*Work instructions:* In the entries below, filter for the word "text" and copy every matching line.

------------------------------------

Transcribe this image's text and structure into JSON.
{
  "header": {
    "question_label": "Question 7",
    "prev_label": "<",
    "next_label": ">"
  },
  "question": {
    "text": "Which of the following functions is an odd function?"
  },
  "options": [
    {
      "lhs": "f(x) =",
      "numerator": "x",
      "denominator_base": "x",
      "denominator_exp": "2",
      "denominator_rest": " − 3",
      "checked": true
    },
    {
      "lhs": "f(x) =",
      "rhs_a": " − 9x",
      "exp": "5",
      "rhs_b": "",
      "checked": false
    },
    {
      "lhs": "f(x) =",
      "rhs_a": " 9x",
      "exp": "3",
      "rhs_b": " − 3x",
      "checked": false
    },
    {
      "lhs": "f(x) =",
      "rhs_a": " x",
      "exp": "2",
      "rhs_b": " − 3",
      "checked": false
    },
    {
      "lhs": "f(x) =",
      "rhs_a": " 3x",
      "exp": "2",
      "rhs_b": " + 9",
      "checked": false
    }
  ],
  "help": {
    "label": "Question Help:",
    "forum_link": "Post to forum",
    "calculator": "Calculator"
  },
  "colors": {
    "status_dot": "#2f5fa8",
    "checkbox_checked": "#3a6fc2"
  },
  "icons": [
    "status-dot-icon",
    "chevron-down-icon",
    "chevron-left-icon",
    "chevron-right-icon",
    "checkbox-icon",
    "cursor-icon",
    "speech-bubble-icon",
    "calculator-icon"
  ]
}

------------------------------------

*Task answer:*
Transcribe this image's text and structure into JSON.
    "text": "Which of the following functions is an odd function?"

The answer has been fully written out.